Start of RECORDS SHOWN
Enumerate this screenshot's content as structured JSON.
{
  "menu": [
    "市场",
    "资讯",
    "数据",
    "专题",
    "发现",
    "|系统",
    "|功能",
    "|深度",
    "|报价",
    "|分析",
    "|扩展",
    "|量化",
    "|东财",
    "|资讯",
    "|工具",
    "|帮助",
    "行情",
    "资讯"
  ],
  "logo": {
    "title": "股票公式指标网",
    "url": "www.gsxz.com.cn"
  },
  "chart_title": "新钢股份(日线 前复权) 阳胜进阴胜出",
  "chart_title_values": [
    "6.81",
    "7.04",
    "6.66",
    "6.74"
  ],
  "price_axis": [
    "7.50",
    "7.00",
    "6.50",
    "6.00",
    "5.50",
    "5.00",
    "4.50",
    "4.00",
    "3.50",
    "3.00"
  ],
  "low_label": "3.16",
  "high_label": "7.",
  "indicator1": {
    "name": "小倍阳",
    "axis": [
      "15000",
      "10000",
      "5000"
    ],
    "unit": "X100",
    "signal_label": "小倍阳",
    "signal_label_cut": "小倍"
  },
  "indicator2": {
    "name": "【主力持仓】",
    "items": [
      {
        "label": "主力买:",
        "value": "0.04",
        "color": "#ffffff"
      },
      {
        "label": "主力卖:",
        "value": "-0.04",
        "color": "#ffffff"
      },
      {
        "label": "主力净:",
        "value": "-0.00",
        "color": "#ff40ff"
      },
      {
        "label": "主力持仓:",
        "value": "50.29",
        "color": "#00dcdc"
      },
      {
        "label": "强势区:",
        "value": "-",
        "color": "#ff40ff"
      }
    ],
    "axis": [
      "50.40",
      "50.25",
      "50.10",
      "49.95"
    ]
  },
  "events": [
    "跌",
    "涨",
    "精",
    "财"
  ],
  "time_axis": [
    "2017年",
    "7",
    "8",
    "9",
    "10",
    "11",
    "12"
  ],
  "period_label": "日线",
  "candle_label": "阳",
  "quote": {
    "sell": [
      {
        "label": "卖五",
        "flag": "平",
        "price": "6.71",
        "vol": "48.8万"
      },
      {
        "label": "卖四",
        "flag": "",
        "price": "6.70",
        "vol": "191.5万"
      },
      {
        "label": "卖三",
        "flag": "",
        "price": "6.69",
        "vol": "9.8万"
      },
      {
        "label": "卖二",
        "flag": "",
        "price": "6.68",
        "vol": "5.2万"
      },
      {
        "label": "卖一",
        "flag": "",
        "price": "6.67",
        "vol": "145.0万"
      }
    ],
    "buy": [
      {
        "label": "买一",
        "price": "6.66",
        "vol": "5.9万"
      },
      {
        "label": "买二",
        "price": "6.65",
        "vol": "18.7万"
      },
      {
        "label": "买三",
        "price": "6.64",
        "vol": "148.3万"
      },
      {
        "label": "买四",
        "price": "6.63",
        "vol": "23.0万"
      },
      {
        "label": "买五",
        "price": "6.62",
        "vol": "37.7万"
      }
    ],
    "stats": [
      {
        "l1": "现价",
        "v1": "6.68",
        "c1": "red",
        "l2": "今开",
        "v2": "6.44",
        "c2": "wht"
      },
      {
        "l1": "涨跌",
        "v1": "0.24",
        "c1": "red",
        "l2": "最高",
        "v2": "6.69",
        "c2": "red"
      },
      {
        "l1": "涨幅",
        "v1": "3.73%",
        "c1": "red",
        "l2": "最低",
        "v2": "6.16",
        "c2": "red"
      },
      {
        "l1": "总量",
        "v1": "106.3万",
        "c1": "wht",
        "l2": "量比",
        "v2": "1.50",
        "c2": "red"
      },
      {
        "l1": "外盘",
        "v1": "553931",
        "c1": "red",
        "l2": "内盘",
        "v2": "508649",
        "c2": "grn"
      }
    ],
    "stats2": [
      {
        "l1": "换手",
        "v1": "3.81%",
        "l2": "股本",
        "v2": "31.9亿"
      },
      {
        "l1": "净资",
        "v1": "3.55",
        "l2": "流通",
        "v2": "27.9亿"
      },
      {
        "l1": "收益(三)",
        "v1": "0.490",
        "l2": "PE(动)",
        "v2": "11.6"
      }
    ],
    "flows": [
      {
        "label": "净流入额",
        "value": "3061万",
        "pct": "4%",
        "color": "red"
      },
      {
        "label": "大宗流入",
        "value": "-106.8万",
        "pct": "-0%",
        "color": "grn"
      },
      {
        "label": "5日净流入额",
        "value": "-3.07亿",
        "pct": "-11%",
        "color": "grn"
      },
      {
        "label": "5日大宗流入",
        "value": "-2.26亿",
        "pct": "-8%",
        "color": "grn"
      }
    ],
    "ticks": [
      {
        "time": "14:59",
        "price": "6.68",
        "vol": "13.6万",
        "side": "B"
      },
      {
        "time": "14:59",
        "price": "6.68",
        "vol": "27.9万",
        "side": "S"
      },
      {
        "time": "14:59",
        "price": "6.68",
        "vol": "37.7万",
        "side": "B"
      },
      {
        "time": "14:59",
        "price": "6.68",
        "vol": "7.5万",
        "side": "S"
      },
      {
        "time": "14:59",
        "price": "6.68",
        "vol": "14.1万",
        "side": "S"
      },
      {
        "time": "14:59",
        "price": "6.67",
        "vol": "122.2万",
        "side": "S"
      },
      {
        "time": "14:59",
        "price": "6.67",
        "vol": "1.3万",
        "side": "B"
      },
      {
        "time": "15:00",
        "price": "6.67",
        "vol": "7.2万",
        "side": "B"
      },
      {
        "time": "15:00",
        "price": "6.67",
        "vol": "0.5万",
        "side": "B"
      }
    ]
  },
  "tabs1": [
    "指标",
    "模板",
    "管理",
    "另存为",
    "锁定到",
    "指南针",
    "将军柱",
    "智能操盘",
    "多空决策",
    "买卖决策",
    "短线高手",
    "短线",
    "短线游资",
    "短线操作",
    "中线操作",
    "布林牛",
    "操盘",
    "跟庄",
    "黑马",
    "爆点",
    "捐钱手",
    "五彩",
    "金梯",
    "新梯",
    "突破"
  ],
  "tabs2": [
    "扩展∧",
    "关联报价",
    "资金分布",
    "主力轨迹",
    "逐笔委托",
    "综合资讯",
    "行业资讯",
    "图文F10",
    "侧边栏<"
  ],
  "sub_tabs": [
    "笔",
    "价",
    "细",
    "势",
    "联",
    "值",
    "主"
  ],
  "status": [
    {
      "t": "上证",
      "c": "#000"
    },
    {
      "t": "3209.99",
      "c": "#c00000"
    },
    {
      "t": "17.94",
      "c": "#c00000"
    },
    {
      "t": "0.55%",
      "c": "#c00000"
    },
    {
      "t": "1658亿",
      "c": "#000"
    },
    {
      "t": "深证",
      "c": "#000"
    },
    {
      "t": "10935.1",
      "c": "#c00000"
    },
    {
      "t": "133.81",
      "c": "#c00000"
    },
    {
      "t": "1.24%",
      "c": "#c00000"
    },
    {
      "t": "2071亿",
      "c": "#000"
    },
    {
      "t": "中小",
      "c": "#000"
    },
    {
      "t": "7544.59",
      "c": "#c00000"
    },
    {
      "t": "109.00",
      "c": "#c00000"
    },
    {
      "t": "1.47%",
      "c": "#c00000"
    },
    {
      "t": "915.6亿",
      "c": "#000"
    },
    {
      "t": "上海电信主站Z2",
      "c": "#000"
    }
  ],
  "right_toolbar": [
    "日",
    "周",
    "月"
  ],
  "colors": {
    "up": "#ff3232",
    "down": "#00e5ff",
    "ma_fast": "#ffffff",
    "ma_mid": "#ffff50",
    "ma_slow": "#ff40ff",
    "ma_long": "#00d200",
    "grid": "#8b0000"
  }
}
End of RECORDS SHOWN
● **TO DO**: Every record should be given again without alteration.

● **SOLUTION TO THIS EXERCISE**:
Enumerate this screenshot's content as structured JSON.
{
  "menu": [
    "市场",
    "资讯",
    "数据",
    "专题",
    "发现",
    "|系统",
    "|功能",
    "|深度",
    "|报价",
    "|分析",
    "|扩展",
    "|量化",
    "|东财",
    "|资讯",
    "|工具",
    "|帮助",
    "行情",
    "资讯"
  ],
  "logo": {
    "title": "股票公式指标网",
    "url": "www.gsxz.com.cn"
  },
  "chart_title": "新钢股份(日线 前复权) 阳胜进阴胜出",
  "chart_title_values": [
    "6.81",
    "7.04",
    "6.66",
    "6.74"
  ],
  "price_axis": [
    "7.50",
    "7.00",
    "6.50",
    "6.00",
    "5.50",
    "5.00",
    "4.50",
    "4.00",
    "3.50",
    "3.00"
  ],
  "low_label": "3.16",
  "high_label": "7.",
  "indicator1": {
    "name": "小倍阳",
    "axis": [
      "15000",
      "10000",
      "5000"
    ],
    "unit": "X100",
    "signal_label": "小倍阳",
    "signal_label_cut": "小倍"
  },
  "indicator2": {
    "name": "【主力持仓】",
    "items": [
      {
        "label": "主力买:",
        "value": "0.04",
        "color": "#ffffff"
      },
      {
        "label": "主力卖:",
        "value": "-0.04",
        "color": "#ffffff"
      },
      {
        "label": "主力净:",
        "value": "-0.00",
        "color": "#ff40ff"
      },
      {
        "label": "主力持仓:",
        "value": "50.29",
        "color": "#00dcdc"
      },
      {
        "label": "强势区:",
        "value": "-",
        "color": "#ff40ff"
      }
    ],
    "axis": [
      "50.40",
      "50.25",
      "50.10",
      "49.95"
    ]
  },
  "events": [
    "跌",
    "涨",
    "精",
    "财"
  ],
  "time_axis": [
    "2017年",
    "7",
    "8",
    "9",
    "10",
    "11",
    "12"
  ],
  "period_label": "日线",
  "candle_label": "阳",
  "quote": {
    "sell": [
      {
        "label": "卖五",
        "flag": "平",
        "price": "6.71",
        "vol": "48.8万"
      },
      {
        "label": "卖四",
        "flag": "",
        "price": "6.70",
        "vol": "191.5万"
      },
      {
        "label": "卖三",
        "flag": "",
        "price": "6.69",
        "vol": "9.8万"
      },
      {
        "label": "卖二",
        "flag": "",
        "price": "6.68",
        "vol": "5.2万"
      },
      {
        "label": "卖一",
        "flag": "",
        "price": "6.67",
        "vol": "145.0万"
      }
    ],
    "buy": [
      {
        "label": "买一",
        "price": "6.66",
        "vol": "5.9万"
      },
      {
        "label": "买二",
        "price": "6.65",
        "vol": "18.7万"
      },
      {
        "label": "买三",
        "price": "6.64",
        "vol": "148.3万"
      },
      {
        "label": "买四",
        "price": "6.63",
        "vol": "23.0万"
      },
      {
        "label": "买五",
        "price": "6.62",
        "vol": "37.7万"
      }
    ],
    "stats": [
      {
        "l1": "现价",
        "v1": "6.68",
        "c1": "red",
        "l2": "今开",
        "v2": "6.44",
        "c2": "wht"
      },
      {
        "l1": "涨跌",
        "v1": "0.24",
        "c1": "red",
        "l2": "最高",
        "v2": "6.69",
        "c2": "red"
      },
      {
        "l1": "涨幅",
        "v1": "3.73%",
        "c1": "red",
        "l2": "最低",
        "v2": "6.16",
        "c2": "red"
      },
      {
        "l1": "总量",
        "v1": "106.3万",
        "c1": "wht",
        "l2": "量比",
        "v2": "1.50",
        "c2": "red"
      },
      {
        "l1": "外盘",
        "v1": "553931",
        "c1": "red",
        "l2": "内盘",
        "v2": "508649",
        "c2": "grn"
      }
    ],
    "stats2": [
      {
        "l1": "换手",
        "v1": "3.81%",
        "l2": "股本",
        "v2": "31.9亿"
      },
      {
        "l1": "净资",
        "v1": "3.55",
        "l2": "流通",
        "v2": "27.9亿"
      },
      {
        "l1": "收益(三)",
        "v1": "0.490",
        "l2": "PE(动)",
        "v2": "11.6"
      }
    ],
    "flows": [
      {
        "label": "净流入额",
        "value": "3061万",
        "pct": "4%",
        "color": "red"
      },
      {
        "label": "大宗流入",
        "value": "-106.8万",
        "pct": "-0%",
        "color": "grn"
      },
      {
        "label": "5日净流入额",
        "value": "-3.07亿",
        "pct": "-11%",
        "color": "grn"
      },
      {
        "label": "5日大宗流入",
        "value": "-2.26亿",
        "pct": "-8%",
        "color": "grn"
      }
    ],
    "ticks": [
      {
        "time": "14:59",
        "price": "6.68",
        "vol": "13.6万",
        "side": "B"
      },
      {
        "time": "14:59",
        "price": "6.68",
        "vol": "27.9万",
        "side": "S"
      },
      {
        "time": "14:59",
        "price": "6.68",
        "vol": "37.7万",
        "side": "B"
      },
      {
        "time": "14:59",
        "price": "6.68",
        "vol": "7.5万",
        "side": "S"
      },
      {
        "time": "14:59",
        "price": "6.68",
        "vol": "14.1万",
        "side": "S"
      },
      {
        "time": "14:59",
        "price": "6.67",
        "vol": "122.2万",
        "side": "S"
      },
      {
        "time": "14:59",
        "price": "6.67",
        "vol": "1.3万",
        "side": "B"
      },
      {
        "time": "15:00",
        "price": "6.67",
        "vol": "7.2万",
        "side": "B"
      },
      {
        "time": "15:00",
        "price": "6.67",
        "vol": "0.5万",
        "side": "B"
      }
    ]
  },
  "tabs1": [
    "指标",
    "模板",
    "管理",
    "另存为",
    "锁定到",
    "指南针",
    "将军柱",
    "智能操盘",
    "多空决策",
    "买卖决策",
    "短线高手",
    "短线",
    "短线游资",
    "短线操作",
    "中线操作",
    "布林牛",
    "操盘",
    "跟庄",
    "黑马",
    "爆点",
    "捐钱手",
    "五彩",
    "金梯",
    "新梯",
    "突破"
  ],
  "tabs2": [
    "扩展∧",
    "关联报价",
    "资金分布",
    "主力轨迹",
    "逐笔委托",
    "综合资讯",
    "行业资讯",
    "图文F10",
    "侧边栏<"
  ],
  "sub_tabs": [
    "笔",
    "价",
    "细",
    "势",
    "联",
    "值",
    "主"
  ],
  "status": [
    {
      "t": "上证",
      "c": "#000"
    },
    {
      "t": "3209.99",
      "c": "#c00000"
    },
    {
      "t": "17.94",
      "c": "#c00000"
    },
    {
      "t": "0.55%",
      "c": "#c00000"
    },
    {
      "t": "1658亿",
      "c": "#000"
    },
    {
      "t": "深证",
      "c": "#000"
    },
    {
      "t": "10935.1",
      "c": "#c00000"
    },
    {
      "t": "133.81",
      "c": "#c00000"
    },
    {
      "t": "1.24%",
      "c": "#c00000"
    },
    {
      "t": "2071亿",
      "c": "#000"
    },
    {
      "t": "中小",
      "c": "#000"
    },
    {
      "t": "7544.59",
      "c": "#c00000"
    },
    {
      "t": "109.00",
      "c": "#c00000"
    },
    {
      "t": "1.47%",
      "c": "#c00000"
    },
    {
      "t": "915.6亿",
      "c": "#000"
    },
    {
      "t": "上海电信主站Z2",
      "c": "#000"
    }
  ],
  "right_toolbar": [
    "日",
    "周",
    "月"
  ],
  "colors": {
    "up": "#ff3232",
    "down": "#00e5ff",
    "ma_fast": "#ffffff",
    "ma_mid": "#ffff50",
    "ma_slow": "#ff40ff",
    "ma_long": "#00d200",
    "grid": "#8b0000"
  }
}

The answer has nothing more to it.